### Problem description
Write out the data again in full, keeping every character the same.

### Exercise materials
╔══

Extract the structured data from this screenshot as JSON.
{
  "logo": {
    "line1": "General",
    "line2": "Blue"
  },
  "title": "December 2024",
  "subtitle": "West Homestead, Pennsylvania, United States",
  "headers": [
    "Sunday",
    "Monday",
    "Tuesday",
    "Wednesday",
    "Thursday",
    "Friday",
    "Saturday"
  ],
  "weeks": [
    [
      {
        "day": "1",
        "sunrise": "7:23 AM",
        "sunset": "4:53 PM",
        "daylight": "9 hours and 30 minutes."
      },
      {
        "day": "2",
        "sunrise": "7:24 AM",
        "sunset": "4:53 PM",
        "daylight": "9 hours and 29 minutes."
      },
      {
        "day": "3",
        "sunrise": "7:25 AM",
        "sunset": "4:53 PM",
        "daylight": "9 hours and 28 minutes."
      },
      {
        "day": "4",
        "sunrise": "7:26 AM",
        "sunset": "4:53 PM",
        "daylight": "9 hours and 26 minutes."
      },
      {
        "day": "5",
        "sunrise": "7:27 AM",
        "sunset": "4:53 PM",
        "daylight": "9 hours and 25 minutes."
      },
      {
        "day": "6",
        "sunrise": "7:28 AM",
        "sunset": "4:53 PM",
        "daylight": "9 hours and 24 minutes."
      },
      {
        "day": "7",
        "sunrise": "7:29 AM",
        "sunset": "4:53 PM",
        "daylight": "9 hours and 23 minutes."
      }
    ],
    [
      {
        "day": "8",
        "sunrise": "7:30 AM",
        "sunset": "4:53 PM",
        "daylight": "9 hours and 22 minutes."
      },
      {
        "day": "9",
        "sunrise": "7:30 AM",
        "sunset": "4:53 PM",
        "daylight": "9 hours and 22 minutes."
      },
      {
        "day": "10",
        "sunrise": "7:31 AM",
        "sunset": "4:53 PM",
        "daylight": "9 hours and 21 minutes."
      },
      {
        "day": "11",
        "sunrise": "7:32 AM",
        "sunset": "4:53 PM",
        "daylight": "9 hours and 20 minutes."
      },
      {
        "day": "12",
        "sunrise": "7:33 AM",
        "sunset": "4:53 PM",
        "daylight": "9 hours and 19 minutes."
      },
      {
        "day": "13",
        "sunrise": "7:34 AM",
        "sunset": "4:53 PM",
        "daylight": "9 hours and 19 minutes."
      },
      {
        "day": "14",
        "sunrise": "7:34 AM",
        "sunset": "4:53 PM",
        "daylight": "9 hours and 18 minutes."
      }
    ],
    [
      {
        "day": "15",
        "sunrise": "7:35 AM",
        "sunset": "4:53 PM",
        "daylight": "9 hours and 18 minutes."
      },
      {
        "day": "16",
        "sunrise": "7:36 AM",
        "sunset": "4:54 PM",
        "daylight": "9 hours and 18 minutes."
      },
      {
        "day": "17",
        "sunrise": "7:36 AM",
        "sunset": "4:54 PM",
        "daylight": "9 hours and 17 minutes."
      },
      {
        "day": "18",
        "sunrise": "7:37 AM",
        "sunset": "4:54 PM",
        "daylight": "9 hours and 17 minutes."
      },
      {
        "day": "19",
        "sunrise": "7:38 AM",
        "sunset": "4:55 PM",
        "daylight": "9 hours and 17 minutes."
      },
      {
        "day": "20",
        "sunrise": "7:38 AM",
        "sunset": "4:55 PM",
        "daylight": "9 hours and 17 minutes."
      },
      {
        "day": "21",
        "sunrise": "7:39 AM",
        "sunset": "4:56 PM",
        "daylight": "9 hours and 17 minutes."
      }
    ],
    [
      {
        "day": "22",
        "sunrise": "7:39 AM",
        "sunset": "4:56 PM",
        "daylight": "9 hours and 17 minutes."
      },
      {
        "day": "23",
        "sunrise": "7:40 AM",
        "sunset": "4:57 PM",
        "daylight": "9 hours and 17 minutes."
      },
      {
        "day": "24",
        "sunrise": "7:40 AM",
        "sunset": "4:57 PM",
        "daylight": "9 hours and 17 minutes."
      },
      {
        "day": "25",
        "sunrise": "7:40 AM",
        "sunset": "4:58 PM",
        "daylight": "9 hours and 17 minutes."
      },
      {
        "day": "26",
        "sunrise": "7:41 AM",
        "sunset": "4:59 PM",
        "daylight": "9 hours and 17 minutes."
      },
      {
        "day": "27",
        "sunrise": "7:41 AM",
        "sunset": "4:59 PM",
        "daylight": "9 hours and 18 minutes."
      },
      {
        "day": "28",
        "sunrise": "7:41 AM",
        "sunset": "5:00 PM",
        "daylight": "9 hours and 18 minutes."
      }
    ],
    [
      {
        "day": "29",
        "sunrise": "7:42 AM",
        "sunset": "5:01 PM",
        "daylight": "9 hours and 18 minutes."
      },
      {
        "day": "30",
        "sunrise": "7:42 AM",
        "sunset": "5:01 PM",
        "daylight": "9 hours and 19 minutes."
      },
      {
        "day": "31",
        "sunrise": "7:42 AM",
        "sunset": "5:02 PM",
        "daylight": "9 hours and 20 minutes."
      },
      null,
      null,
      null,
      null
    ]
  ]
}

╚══

### Exercise answer
Extract the structured data from this screenshot as JSON.
{
  "logo": {
    "line1": "General",
    "line2": "Blue"
  },
  "title": "December 2024",
  "subtitle": "West Homestead, Pennsylvania, United States",
  "headers": [
    "Sunday",
    "Monday",
    "Tuesday",
    "Wednesday",
    "Thursday",
    "Friday",
    "Saturday"
  ],
  "weeks": [
    [
      {
        "day": "1",
        "sunrise": "7:23 AM",
        "sunset": "4:53 PM",
        "daylight": "9 hours and 30 minutes."
      },
      {
        "day": "2",
        "sunrise": "7:24 AM",
        "sunset": "4:53 PM",
        "daylight": "9 hours and 29 minutes."
      },
      {
        "day": "3",
        "sunrise": "7:25 AM",
        "sunset": "4:53 PM",
        "daylight": "9 hours and 28 minutes."
      },
      {
        "day": "4",
        "sunrise": "7:26 AM",
        "sunset": "4:53 PM",
        "daylight": "9 hours and 26 minutes."
      },
      {
        "day": "5",
        "sunrise": "7:27 AM",
        "sunset": "4:53 PM",
        "daylight": "9 hours and 25 minutes."
      },
      {
        "day": "6",
        "sunrise": "7:28 AM",
        "sunset": "4:53 PM",
        "daylight": "9 hours and 24 minutes."
      },
      {
        "day": "7",
        "sunrise": "7:29 AM",
        "sunset": "4:53 PM",
        "daylight": "9 hours and 23 minutes."
      }
    ],
    [
      {
        "day": "8",
        "sunrise": "7:30 AM",
        "sunset": "4:53 PM",
        "daylight": "9 hours and 22 minutes."
      },
      {
        "day": "9",
        "sunrise": "7:30 AM",
        "sunset": "4:53 PM",
        "daylight": "9 hours and 22 minutes."
      },
      {
        "day": "10",
        "sunrise": "7:31 AM",
        "sunset": "4:53 PM",
        "daylight": "9 hours and 21 minutes."
      },
      {
        "day": "11",
        "sunrise": "7:32 AM",
        "sunset": "4:53 PM",
        "daylight": "9 hours and 20 minutes."
      },
      {
        "day": "12",
        "sunrise": "7:33 AM",
        "sunset": "4:53 PM",
        "daylight": "9 hours and 19 minutes."
      },
      {
        "day": "13",
        "sunrise": "7:34 AM",
        "sunset": "4:53 PM",
        "daylight": "9 hours and 19 minutes."
      },
      {
        "day": "14",
        "sunrise": "7:34 AM",
        "sunset": "4:53 PM",
        "daylight": "9 hours and 18 minutes."
      }
    ],
    [
      {
        "day": "15",
        "sunrise": "7:35 AM",
        "sunset": "4:53 PM",
        "daylight": "9 hours and 18 minutes."
      },
      {
        "day": "16",
        "sunrise": "7:36 AM",
        "sunset": "4:54 PM",
        "daylight": "9 hours and 18 minutes."
      },
      {
        "day": "17",
        "sunrise": "7:36 AM",
        "sunset": "4:54 PM",
        "daylight": "9 hours and 17 minutes."
      },
      {
        "day": "18",
        "sunrise": "7:37 AM",
        "sunset": "4:54 PM",
        "daylight": "9 hours and 17 minutes."
      },
      {
        "day": "19",
        "sunrise": "7:38 AM",
        "sunset": "4:55 PM",
        "daylight": "9 hours and 17 minutes."
      },
      {
        "day": "20",
        "sunrise": "7:38 AM",
        "sunset": "4:55 PM",
        "daylight": "9 hours and 17 minutes."
      },
      {
        "day": "21",
        "sunrise": "7:39 AM",
        "sunset": "4:56 PM",
        "daylight": "9 hours and 17 minutes."
      }
    ],
    [
      {
        "day": "22",
        "sunrise": "7:39 AM",
        "sunset": "4:56 PM",
        "daylight": "9 hours and 17 minutes."
      },
      {
        "day": "23",
        "sunrise": "7:40 AM",
        "sunset": "4:57 PM",
        "daylight": "9 hours and 17 minutes."
      },
      {
        "day": "24",
        "sunrise": "7:40 AM",
        "sunset": "4:57 PM",
        "daylight": "9 hours and 17 minutes."
      },
      {
        "day": "25",
        "sunrise": "7:40 AM",
        "sunset": "4:58 PM",
        "daylight": "9 hours and 17 minutes."
      },
      {
        "day": "26",
        "sunrise": "7:41 AM",
        "sunset": "4:59 PM",
        "daylight": "9 hours and 17 minutes."
      },
      {
        "day": "27",
        "sunrise": "7:41 AM",
        "sunset": "4:59 PM",
        "daylight": "9 hours and 18 minutes."
      },
      {
        "day": "28",
        "sunrise": "7:41 AM",
        "sunset": "5:00 PM",
        "daylight": "9 hours and 18 minutes."
      }
    ],
    [
      {
        "day": "29",
        "sunrise": "7:42 AM",
        "sunset": "5:01 PM",
        "daylight": "9 hours and 18 minutes."
      },
      {
        "day": "30",
        "sunrise": "7:42 AM",
        "sunset": "5:01 PM",
        "daylight": "9 hours and 19 minutes."
      },
      {
        "day": "31",
        "sunrise": "7:42 AM",
        "sunset": "5:02 PM",
        "daylight": "9 hours and 20 minutes."
      },
      null,
      null,
      null,
      null
    ]
  ]
}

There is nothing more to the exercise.